Records for processing –
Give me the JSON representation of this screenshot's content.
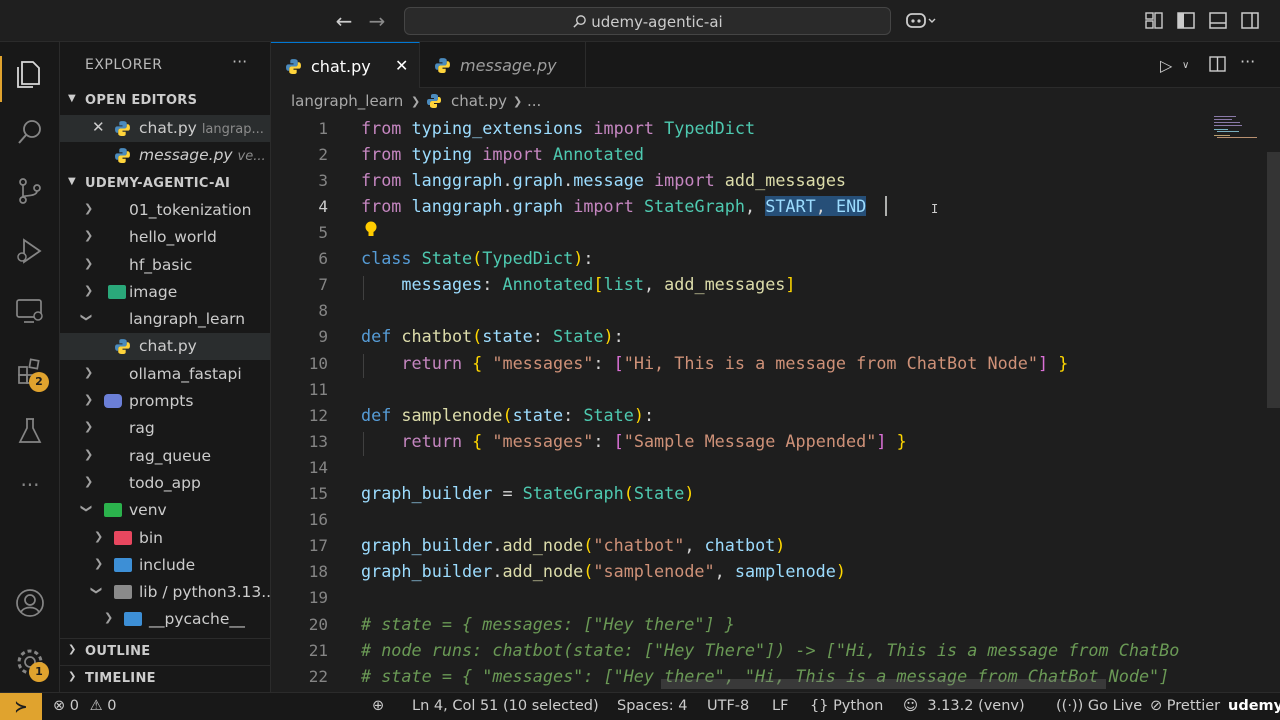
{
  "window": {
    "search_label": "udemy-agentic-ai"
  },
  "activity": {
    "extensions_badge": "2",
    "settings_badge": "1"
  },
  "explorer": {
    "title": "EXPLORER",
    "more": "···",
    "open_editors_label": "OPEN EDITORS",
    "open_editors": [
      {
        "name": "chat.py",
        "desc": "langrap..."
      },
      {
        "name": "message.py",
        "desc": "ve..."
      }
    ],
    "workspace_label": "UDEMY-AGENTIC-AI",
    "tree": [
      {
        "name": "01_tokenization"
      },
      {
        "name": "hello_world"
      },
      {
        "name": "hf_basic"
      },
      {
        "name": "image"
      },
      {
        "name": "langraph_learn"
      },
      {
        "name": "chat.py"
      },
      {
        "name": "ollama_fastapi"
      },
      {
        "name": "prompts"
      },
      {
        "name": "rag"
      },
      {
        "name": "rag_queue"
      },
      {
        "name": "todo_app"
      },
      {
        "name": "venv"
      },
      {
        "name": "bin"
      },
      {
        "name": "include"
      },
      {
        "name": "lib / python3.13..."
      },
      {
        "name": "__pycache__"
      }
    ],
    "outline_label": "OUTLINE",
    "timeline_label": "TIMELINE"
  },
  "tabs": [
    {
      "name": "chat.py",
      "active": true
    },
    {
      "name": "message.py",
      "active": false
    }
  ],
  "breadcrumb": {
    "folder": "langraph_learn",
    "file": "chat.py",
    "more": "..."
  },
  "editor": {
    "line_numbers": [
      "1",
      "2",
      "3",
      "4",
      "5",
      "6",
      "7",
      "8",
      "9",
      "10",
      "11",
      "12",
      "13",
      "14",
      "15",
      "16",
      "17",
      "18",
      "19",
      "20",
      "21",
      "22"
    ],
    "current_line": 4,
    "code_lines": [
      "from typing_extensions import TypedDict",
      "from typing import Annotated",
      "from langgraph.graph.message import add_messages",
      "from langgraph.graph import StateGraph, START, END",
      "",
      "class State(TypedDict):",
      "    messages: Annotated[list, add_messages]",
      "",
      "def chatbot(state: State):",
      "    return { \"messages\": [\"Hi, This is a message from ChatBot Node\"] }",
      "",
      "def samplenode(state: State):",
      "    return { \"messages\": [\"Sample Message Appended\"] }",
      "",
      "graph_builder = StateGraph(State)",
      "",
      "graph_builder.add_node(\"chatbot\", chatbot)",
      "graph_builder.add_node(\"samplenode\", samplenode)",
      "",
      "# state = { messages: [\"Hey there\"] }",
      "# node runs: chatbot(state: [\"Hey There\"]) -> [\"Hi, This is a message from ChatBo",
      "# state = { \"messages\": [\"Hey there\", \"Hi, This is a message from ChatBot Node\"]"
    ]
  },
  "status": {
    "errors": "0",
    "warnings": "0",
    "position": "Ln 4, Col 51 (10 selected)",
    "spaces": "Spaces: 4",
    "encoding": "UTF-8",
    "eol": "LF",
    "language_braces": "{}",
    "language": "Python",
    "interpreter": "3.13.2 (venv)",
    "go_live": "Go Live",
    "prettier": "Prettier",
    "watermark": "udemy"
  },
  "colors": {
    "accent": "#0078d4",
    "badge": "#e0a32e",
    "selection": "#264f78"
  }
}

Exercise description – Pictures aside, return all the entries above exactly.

Answer for the task –
Give me the JSON representation of this screenshot's content.
{
  "window": {
    "search_label": "udemy-agentic-ai"
  },
  "activity": {
    "extensions_badge": "2",
    "settings_badge": "1"
  },
  "explorer": {
    "title": "EXPLORER",
    "more": "···",
    "open_editors_label": "OPEN EDITORS",
    "open_editors": [
      {
        "name": "chat.py",
        "desc": "langrap..."
      },
      {
        "name": "message.py",
        "desc": "ve..."
      }
    ],
    "workspace_label": "UDEMY-AGENTIC-AI",
    "tree": [
      {
        "name": "01_tokenization"
      },
      {
        "name": "hello_world"
      },
      {
        "name": "hf_basic"
      },
      {
        "name": "image"
      },
      {
        "name": "langraph_learn"
      },
      {
        "name": "chat.py"
      },
      {
        "name": "ollama_fastapi"
      },
      {
        "name": "prompts"
      },
      {
        "name": "rag"
      },
      {
        "name": "rag_queue"
      },
      {
        "name": "todo_app"
      },
      {
        "name": "venv"
      },
      {
        "name": "bin"
      },
      {
        "name": "include"
      },
      {
        "name": "lib / python3.13..."
      },
      {
        "name": "__pycache__"
      }
    ],
    "outline_label": "OUTLINE",
    "timeline_label": "TIMELINE"
  },
  "tabs": [
    {
      "name": "chat.py",
      "active": true
    },
    {
      "name": "message.py",
      "active": false
    }
  ],
  "breadcrumb": {
    "folder": "langraph_learn",
    "file": "chat.py",
    "more": "..."
  },
  "editor": {
    "line_numbers": [
      "1",
      "2",
      "3",
      "4",
      "5",
      "6",
      "7",
      "8",
      "9",
      "10",
      "11",
      "12",
      "13",
      "14",
      "15",
      "16",
      "17",
      "18",
      "19",
      "20",
      "21",
      "22"
    ],
    "current_line": 4,
    "code_lines": [
      "from typing_extensions import TypedDict",
      "from typing import Annotated",
      "from langgraph.graph.message import add_messages",
      "from langgraph.graph import StateGraph, START, END",
      "",
      "class State(TypedDict):",
      "    messages: Annotated[list, add_messages]",
      "",
      "def chatbot(state: State):",
      "    return { \"messages\": [\"Hi, This is a message from ChatBot Node\"] }",
      "",
      "def samplenode(state: State):",
      "    return { \"messages\": [\"Sample Message Appended\"] }",
      "",
      "graph_builder = StateGraph(State)",
      "",
      "graph_builder.add_node(\"chatbot\", chatbot)",
      "graph_builder.add_node(\"samplenode\", samplenode)",
      "",
      "# state = { messages: [\"Hey there\"] }",
      "# node runs: chatbot(state: [\"Hey There\"]) -> [\"Hi, This is a message from ChatBo",
      "# state = { \"messages\": [\"Hey there\", \"Hi, This is a message from ChatBot Node\"]"
    ]
  },
  "status": {
    "errors": "0",
    "warnings": "0",
    "position": "Ln 4, Col 51 (10 selected)",
    "spaces": "Spaces: 4",
    "encoding": "UTF-8",
    "eol": "LF",
    "language_braces": "{}",
    "language": "Python",
    "interpreter": "3.13.2 (venv)",
    "go_live": "Go Live",
    "prettier": "Prettier",
    "watermark": "udemy"
  },
  "colors": {
    "accent": "#0078d4",
    "badge": "#e0a32e",
    "selection": "#264f78"
  }
}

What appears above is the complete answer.